Why Measuring Treatment in kW is Dangerous

A common misconception is that the output number on your corona treater power supply is equal to the amount of treatment you are applying to your film. This is not the case. The output number represents the amount of power you are instructing the power supply to provide your system’s electrodes.

The actual amount of surface treatment applied to the film is measured in Watt Density and takes into consideration the following:

  • Power Supply Setting
  • Electrode width
  • Line speed
  • Number of sides being treated

(Note that the calculation calls for the electrode width, not the width of the film you are treating. If you are using a metal electrode which enables segmented treating you should calculate the combined width of active segments.)

The formula to calculate watt density is:

Power Supply Output (watts)

Electrode Width (ft) * Line Speed(ft/min) * Number of Treat Sides

So, why is this a more accurate way to calculate treatment? Consider a line that normally runs at 300 ft minute, has a fixed electrode width of 3.5 ft treating one side of the film, and the power supply is set to 2kw. Watt density is calculated as follows:

2 kw Power Supply Output (watts)

Electrode Width 3.5 ft * Line Speed 300ft/min * 1 Treated Side

The watt density is 1.9 watts/ft2 per minute.

Changes in line speed

If the line speed is increased to 400 feet per minute and the power supply output is left at 2kW the amount of applied treatment reduces to 1.43 watt/ft which may not be enough power to reach the desired dyne levels.

Changes in treatment width

Or consider the success you’ve had on your current 3.5 ft wide line treating your film. You invest in a new 5 ft line and presume if 2kW were sufficient on the 3.5ft line it will be appropriate on your new line. In this case a 2kW output will only provide a watt density of 1.33 watt/ft2 per minute.

Calculating Watt Density

There are two ways to calculate and run your lines with consistent watt density.
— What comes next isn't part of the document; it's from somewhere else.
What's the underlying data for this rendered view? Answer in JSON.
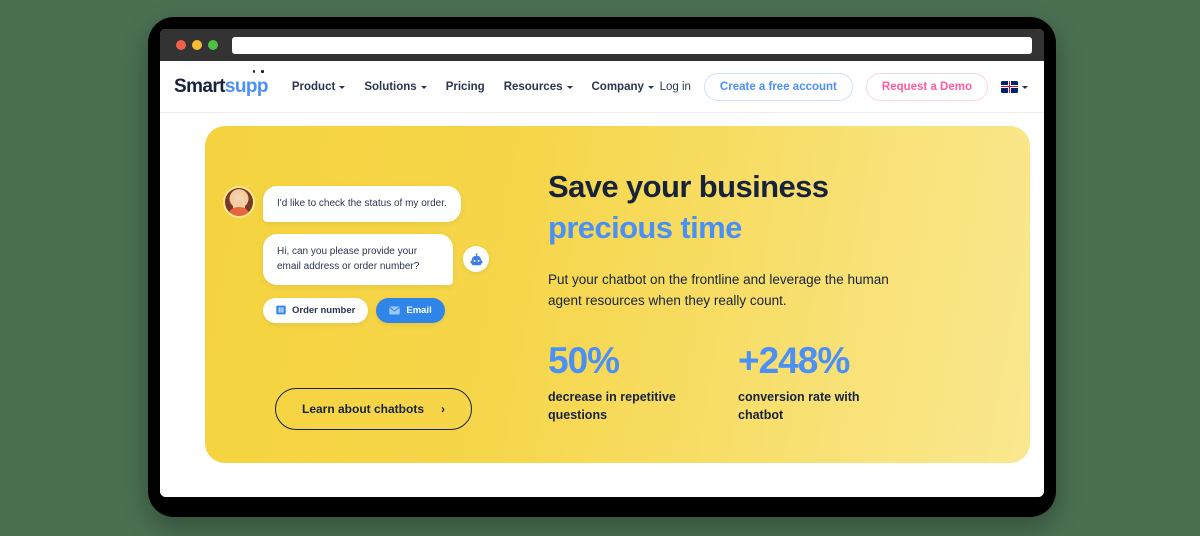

The first is to educate your operators on the watt density calculation and have them manually adjust the power supply output when running different line speeds.

If this is impractical or your line speed ramps up and down over a course of a run then you may want to take advantage of the Watt Density and Proportional Speed Controllers included with Enercon’s Compak™ 2000 Deluxe and Compak ProFlex™ power supplies.

For more information on Watt Density and dyne levels please consult these resources:

On-line Watt Density Calculator
Why Watt Density can’t be used to predict dyne levels

The output number on your corona treater power supply does not equal the amount of treatment you are applying to your film.